_TASK BRIEF:_ Read the listing below and copy out every line that holds "rank".

====

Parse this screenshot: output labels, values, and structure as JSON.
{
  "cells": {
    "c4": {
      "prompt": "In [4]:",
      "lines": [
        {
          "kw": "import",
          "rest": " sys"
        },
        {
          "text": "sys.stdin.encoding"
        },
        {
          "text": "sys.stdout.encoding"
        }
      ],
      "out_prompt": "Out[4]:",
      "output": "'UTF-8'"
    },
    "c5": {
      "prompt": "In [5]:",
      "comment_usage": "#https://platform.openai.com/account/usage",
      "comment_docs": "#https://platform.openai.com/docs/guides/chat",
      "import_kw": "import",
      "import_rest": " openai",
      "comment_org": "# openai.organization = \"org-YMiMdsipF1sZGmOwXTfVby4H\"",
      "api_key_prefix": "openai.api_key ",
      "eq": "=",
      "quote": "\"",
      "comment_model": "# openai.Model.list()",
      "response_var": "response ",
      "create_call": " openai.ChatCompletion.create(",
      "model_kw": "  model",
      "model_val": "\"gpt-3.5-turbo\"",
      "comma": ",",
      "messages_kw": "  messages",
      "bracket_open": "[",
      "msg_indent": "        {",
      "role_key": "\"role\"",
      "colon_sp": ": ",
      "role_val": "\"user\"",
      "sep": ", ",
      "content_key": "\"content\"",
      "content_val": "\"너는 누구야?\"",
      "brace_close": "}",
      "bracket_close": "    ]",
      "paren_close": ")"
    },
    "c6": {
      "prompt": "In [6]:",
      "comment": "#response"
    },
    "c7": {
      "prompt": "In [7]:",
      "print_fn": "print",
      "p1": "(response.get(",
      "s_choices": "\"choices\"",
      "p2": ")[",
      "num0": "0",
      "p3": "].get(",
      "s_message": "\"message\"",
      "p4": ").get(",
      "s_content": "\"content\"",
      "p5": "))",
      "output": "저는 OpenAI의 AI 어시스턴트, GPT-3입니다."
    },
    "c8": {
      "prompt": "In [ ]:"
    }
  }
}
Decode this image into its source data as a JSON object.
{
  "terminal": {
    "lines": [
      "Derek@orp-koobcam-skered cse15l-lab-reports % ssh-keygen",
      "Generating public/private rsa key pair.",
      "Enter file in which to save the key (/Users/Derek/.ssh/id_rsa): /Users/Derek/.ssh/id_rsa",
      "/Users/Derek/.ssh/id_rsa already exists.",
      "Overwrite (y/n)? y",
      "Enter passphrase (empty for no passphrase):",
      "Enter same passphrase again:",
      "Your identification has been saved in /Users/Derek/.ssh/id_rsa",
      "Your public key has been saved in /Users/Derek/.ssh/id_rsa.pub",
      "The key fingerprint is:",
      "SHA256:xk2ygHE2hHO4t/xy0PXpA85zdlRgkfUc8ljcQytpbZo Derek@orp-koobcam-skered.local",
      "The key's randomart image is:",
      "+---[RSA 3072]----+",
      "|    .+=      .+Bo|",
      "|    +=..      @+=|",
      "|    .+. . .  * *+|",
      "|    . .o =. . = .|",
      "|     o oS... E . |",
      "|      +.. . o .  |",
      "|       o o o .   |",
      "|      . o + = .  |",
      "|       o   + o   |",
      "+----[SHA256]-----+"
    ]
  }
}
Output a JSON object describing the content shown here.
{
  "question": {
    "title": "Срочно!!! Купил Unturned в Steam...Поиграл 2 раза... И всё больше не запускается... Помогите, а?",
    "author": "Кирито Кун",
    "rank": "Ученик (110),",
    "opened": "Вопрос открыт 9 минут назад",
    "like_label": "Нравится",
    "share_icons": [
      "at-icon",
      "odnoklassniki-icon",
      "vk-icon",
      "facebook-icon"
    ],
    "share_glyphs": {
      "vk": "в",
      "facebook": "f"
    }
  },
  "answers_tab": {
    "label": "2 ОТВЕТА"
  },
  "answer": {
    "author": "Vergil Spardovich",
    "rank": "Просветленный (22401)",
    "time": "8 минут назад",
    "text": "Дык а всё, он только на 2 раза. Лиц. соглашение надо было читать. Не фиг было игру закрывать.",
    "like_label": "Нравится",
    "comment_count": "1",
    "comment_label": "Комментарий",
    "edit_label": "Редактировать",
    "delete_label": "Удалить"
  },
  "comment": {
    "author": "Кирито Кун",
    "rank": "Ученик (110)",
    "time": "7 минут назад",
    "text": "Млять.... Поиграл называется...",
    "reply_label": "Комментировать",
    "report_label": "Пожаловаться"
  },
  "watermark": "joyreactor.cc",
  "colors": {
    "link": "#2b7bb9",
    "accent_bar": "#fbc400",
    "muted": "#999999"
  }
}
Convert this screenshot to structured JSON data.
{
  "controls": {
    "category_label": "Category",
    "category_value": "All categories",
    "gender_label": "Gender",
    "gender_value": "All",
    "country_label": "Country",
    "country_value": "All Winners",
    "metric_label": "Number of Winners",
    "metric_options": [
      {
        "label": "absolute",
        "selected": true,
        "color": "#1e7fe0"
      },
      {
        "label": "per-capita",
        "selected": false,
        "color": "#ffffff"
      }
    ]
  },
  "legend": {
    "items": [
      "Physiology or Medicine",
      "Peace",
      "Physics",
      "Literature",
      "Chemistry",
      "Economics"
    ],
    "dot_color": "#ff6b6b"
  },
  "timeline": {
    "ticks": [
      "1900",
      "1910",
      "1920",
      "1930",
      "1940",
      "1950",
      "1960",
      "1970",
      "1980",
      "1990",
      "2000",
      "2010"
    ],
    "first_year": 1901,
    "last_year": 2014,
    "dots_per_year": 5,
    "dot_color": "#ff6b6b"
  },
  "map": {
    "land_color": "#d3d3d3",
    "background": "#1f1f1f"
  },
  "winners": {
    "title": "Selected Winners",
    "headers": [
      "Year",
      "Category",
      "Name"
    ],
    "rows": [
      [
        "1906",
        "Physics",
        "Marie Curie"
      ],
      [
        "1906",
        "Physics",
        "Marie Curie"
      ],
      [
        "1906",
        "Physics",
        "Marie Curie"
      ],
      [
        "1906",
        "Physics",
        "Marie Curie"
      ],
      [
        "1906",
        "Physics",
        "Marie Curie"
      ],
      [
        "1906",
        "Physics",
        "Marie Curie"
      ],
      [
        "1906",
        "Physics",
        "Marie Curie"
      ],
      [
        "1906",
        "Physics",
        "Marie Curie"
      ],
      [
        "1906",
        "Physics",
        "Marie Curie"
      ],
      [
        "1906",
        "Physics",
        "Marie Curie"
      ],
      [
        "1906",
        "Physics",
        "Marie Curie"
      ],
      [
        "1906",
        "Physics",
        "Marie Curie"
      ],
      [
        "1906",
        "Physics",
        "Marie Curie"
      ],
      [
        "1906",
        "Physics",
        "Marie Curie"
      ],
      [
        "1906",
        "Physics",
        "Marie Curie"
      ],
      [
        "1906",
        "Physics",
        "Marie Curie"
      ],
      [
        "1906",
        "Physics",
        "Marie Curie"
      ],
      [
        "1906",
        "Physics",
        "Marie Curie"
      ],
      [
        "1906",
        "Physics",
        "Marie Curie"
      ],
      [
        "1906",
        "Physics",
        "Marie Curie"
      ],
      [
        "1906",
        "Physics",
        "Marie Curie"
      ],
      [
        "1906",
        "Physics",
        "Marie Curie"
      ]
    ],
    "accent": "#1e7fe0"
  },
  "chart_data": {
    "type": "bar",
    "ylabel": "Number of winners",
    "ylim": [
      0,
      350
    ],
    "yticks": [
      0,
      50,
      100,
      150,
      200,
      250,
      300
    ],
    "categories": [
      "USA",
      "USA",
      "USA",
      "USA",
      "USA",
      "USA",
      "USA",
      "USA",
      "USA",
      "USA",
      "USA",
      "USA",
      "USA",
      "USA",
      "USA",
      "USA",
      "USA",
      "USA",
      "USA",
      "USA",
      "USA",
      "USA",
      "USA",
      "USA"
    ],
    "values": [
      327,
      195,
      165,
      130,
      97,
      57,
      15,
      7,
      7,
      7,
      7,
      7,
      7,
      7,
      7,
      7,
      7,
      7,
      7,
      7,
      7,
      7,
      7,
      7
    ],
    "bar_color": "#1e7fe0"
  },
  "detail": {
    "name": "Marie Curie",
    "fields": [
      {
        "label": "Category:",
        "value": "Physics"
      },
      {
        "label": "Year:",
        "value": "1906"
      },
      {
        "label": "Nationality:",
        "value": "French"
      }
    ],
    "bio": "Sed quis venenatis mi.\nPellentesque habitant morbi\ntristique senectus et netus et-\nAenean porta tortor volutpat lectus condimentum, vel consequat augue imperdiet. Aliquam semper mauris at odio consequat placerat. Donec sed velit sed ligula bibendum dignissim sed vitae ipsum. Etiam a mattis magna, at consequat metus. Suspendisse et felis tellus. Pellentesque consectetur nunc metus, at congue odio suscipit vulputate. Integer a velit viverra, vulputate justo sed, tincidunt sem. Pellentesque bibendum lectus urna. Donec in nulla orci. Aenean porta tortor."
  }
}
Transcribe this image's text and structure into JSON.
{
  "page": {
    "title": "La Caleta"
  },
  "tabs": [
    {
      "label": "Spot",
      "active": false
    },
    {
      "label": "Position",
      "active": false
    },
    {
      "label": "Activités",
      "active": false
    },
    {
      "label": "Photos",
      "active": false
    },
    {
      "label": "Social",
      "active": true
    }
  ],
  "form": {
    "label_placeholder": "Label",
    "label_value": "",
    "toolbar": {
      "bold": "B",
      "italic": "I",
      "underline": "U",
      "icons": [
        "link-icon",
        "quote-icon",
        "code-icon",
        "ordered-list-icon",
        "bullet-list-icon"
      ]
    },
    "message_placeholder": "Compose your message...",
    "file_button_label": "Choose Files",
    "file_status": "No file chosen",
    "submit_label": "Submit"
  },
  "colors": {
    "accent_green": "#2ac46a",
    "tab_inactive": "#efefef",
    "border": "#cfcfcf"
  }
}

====

_TASK RESULT:_
    "rank": "Ученик (110),",
    "rank": "Просветленный (22401)",
    "rank": "Ученик (110)",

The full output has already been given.